Are you holding on to a property in Chicago and you aren’t exactly sure why? Every day that you continue to own the property, you are spending money on it. Before you hold on to it for another day, consider the below points. It might be time to think about selling your Chicago home! How much does holding a property cost in Chicago? Keep reading to find out!
If you have ever watched one of the house-flipping shows you’ll notice that there is always an emphasis on finishing the project fast. In almost every episode you will see the flipper pushing the crews to finish the project ASAP. Experienced house flippers intensely manage their holding timeline because they understand how costly it is to hold a property every month.
If you are holding on to the property for sentimental reasons or because you “might” use it one day, you are only throwing your money away. The property you own should be working for you NOW. It can be your primary residence, providing a monthly income, or be used for recreational purposes. If your Chicago house isn’t doing one these things, it might be time you consider selling it!
Costs of Holding A Property In Chicago
IL property taxes are some of the highest in the entire and you can certainly expect them to continue to increase every year as well. Make sure you remember to pay the taxes on time or will have to pay steep late fees. Every day you hold the property you will be responsible for paying the property taxes and the only way to eliminate your property tax expense is to sell the property.
Monthly utilities add up quickly. If you were to add up the amount you’ve spent on electricity, water, gas, tv, and internet you might be surprised at how high that number is. Even if you aren’t residing in the home while selling it, you will still need to keep the lights and the water on for the people who come to see your house. If your house is older and less energy efficient, you are likely to have utility bills significantly higher than what you would find in a new home.
Maintenance & Repairs
A good rule of thumb for maintenance costs is the one percent rule. This rule states that you should plan to spend about one percent of your purchase price on maintenance each year.
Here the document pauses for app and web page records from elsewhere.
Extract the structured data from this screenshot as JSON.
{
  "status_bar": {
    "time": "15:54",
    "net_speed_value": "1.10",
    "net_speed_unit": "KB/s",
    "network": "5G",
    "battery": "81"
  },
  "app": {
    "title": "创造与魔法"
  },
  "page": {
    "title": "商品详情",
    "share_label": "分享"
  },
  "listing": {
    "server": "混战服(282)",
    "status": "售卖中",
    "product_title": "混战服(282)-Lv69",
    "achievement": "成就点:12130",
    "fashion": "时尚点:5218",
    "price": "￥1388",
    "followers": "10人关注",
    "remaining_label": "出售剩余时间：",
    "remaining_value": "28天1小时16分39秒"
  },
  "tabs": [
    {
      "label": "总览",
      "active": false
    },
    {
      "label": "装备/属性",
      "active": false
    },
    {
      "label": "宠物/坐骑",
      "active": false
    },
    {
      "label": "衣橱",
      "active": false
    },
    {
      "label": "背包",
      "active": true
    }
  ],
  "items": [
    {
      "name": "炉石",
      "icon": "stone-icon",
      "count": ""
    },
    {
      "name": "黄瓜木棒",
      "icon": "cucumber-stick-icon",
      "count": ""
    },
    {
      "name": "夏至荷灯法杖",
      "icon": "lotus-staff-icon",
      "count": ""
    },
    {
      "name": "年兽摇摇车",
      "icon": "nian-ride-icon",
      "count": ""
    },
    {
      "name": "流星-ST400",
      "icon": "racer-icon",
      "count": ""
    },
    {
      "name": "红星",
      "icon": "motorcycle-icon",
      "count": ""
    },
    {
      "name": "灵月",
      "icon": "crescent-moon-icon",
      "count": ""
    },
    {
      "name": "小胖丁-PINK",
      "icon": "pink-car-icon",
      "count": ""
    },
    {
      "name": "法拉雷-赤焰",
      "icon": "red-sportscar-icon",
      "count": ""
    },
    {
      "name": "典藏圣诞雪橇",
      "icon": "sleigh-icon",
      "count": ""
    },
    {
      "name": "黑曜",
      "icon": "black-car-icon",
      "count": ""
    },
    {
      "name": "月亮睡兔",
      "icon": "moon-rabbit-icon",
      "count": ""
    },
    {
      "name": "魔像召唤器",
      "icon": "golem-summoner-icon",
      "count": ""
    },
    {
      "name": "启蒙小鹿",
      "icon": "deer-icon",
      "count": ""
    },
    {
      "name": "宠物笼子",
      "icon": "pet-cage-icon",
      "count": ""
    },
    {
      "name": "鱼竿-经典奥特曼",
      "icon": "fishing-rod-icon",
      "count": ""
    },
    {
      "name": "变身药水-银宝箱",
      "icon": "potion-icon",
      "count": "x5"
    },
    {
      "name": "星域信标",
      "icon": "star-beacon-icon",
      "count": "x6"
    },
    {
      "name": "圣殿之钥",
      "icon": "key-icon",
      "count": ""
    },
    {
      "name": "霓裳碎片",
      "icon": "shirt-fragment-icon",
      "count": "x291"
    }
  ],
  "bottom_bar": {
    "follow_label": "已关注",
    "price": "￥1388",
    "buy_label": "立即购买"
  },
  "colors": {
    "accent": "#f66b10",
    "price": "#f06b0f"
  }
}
For example, if your house was purchased for $250,000, you should plan to spend about $2,500 on home maintenance each year. Of course, these numbers can vary widely, but many investors use this formula to estimate costs.
The insurance premium you pay will depend on several factors specific to your property and situation. If you aren’t living in the property then be sure to notify your insurance company that the property is vacant so that you will be protected with the appropriate policy. Insurance policies for vacant properties are significantly higher than occupied property so be sure to budget accordingly for this.
It can be difficult to come up with a mortgage payment each and every month for a property you don’t want to own. The average mortgage payment nationwide is well over $1000 each month. Some people are struggling to pay thousands of dollars each month when in reality they would be much better off selling the property.
What else could you be doing with the money you have tied up in the house? You could very well be missing out on a better home or investment opportunity. Look around at what else is out there and decide if you are truly happy with your current situation. If your property isn’t doing anything for you, it might be time to find something new!
As you can see, selling your home now as opposed to later can help you keep more money in your pocket. For every day you continue to own it, you will also continue having to be financially responsible for it. The bills and maintenance costs add up quickly. Run the numbers for yourself and make the decision that makes the most sense for you!